# THE PROBLEM
Write out each entry word for word.

[Data about app and page elements]
....

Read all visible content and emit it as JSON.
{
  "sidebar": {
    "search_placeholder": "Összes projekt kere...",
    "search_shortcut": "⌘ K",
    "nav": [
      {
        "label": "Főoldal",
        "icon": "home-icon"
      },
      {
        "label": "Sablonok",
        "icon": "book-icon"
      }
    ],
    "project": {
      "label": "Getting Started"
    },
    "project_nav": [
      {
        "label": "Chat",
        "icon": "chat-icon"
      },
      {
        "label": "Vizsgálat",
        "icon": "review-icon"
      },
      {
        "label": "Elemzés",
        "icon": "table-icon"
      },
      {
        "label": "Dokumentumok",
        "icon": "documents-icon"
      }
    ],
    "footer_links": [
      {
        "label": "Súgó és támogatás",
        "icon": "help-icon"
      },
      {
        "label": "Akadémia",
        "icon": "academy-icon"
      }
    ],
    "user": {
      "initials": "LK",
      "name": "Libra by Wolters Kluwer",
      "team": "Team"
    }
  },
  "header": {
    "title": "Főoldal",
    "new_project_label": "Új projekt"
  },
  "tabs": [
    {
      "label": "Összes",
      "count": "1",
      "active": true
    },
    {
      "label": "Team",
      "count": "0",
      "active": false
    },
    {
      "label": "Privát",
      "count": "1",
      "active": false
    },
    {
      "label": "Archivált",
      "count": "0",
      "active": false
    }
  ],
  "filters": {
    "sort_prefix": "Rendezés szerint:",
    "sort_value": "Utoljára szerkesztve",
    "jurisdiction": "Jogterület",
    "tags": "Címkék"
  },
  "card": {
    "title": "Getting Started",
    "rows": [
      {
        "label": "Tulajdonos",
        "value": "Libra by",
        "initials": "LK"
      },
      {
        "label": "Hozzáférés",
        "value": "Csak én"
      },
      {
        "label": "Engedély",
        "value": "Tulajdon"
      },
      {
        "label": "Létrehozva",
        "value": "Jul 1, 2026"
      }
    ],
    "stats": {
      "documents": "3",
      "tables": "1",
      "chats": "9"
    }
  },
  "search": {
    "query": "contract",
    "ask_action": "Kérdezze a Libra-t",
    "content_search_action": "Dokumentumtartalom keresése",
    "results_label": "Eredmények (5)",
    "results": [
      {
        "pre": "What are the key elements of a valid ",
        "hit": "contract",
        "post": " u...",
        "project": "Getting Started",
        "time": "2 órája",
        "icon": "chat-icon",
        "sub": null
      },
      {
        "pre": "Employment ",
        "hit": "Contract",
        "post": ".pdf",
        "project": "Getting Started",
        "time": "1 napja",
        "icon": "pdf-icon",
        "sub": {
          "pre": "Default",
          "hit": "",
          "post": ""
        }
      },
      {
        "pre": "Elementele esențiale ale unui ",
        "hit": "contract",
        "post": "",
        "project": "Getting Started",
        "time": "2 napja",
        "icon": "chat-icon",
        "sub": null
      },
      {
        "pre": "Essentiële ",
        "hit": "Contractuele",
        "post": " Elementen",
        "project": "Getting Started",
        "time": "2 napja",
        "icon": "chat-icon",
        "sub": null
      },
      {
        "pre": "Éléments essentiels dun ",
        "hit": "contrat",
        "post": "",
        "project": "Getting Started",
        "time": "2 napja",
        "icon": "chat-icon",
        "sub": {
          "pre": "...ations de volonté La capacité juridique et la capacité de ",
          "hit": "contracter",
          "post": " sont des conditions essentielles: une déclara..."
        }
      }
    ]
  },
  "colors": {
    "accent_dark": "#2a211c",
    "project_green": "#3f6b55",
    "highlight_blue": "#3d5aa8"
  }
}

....

# TASK RESPONSE
Read all visible content and emit it as JSON.
{
  "sidebar": {
    "search_placeholder": "Összes projekt kere...",
    "search_shortcut": "⌘ K",
    "nav": [
      {
        "label": "Főoldal",
        "icon": "home-icon"
      },
      {
        "label": "Sablonok",
        "icon": "book-icon"
      }
    ],
    "project": {
      "label": "Getting Started"
    },
    "project_nav": [
      {
        "label": "Chat",
        "icon": "chat-icon"
      },
      {
        "label": "Vizsgálat",
        "icon": "review-icon"
      },
      {
        "label": "Elemzés",
        "icon": "table-icon"
      },
      {
        "label": "Dokumentumok",
        "icon": "documents-icon"
      }
    ],
    "footer_links": [
      {
        "label": "Súgó és támogatás",
        "icon": "help-icon"
      },
      {
        "label": "Akadémia",
        "icon": "academy-icon"
      }
    ],
    "user": {
      "initials": "LK",
      "name": "Libra by Wolters Kluwer",
      "team": "Team"
    }
  },
  "header": {
    "title": "Főoldal",
    "new_project_label": "Új projekt"
  },
  "tabs": [
    {
      "label": "Összes",
      "count": "1",
      "active": true
    },
    {
      "label": "Team",
      "count": "0",
      "active": false
    },
    {
      "label": "Privát",
      "count": "1",
      "active": false
    },
    {
      "label": "Archivált",
      "count": "0",
      "active": false
    }
  ],
  "filters": {
    "sort_prefix": "Rendezés szerint:",
    "sort_value": "Utoljára szerkesztve",
    "jurisdiction": "Jogterület",
    "tags": "Címkék"
  },
  "card": {
    "title": "Getting Started",
    "rows": [
      {
        "label": "Tulajdonos",
        "value": "Libra by",
        "initials": "LK"
      },
      {
        "label": "Hozzáférés",
        "value": "Csak én"
      },
      {
        "label": "Engedély",
        "value": "Tulajdon"
      },
      {
        "label": "Létrehozva",
        "value": "Jul 1, 2026"
      }
    ],
    "stats": {
      "documents": "3",
      "tables": "1",
      "chats": "9"
    }
  },
  "search": {
    "query": "contract",
    "ask_action": "Kérdezze a Libra-t",
    "content_search_action": "Dokumentumtartalom keresése",
    "results_label": "Eredmények (5)",
    "results": [
      {
        "pre": "What are the key elements of a valid ",
        "hit": "contract",
        "post": " u...",
        "project": "Getting Started",
        "time": "2 órája",
        "icon": "chat-icon",
        "sub": null
      },
      {
        "pre": "Employment ",
        "hit": "Contract",
        "post": ".pdf",
        "project": "Getting Started",
        "time": "1 napja",
        "icon": "pdf-icon",
        "sub": {
          "pre": "Default",
          "hit": "",
          "post": ""
        }
      },
      {
        "pre": "Elementele esențiale ale unui ",
        "hit": "contract",
        "post": "",
        "project": "Getting Started",
        "time": "2 napja",
        "icon": "chat-icon",
        "sub": null
      },
      {
        "pre": "Essentiële ",
        "hit": "Contractuele",
        "post": " Elementen",
        "project": "Getting Started",
        "time": "2 napja",
        "icon": "chat-icon",
        "sub": null
      },
      {
        "pre": "Éléments essentiels dun ",
        "hit": "contrat",
        "post": "",
        "project": "Getting Started",
        "time": "2 napja",
        "icon": "chat-icon",
        "sub": {
          "pre": "...ations de volonté La capacité juridique et la capacité de ",
          "hit": "contracter",
          "post": " sont des conditions essentielles: une déclara..."
        }
      }
    ]
  },
  "colors": {
    "accent_dark": "#2a211c",
    "project_green": "#3f6b55",
    "highlight_blue": "#3d5aa8"
  }
}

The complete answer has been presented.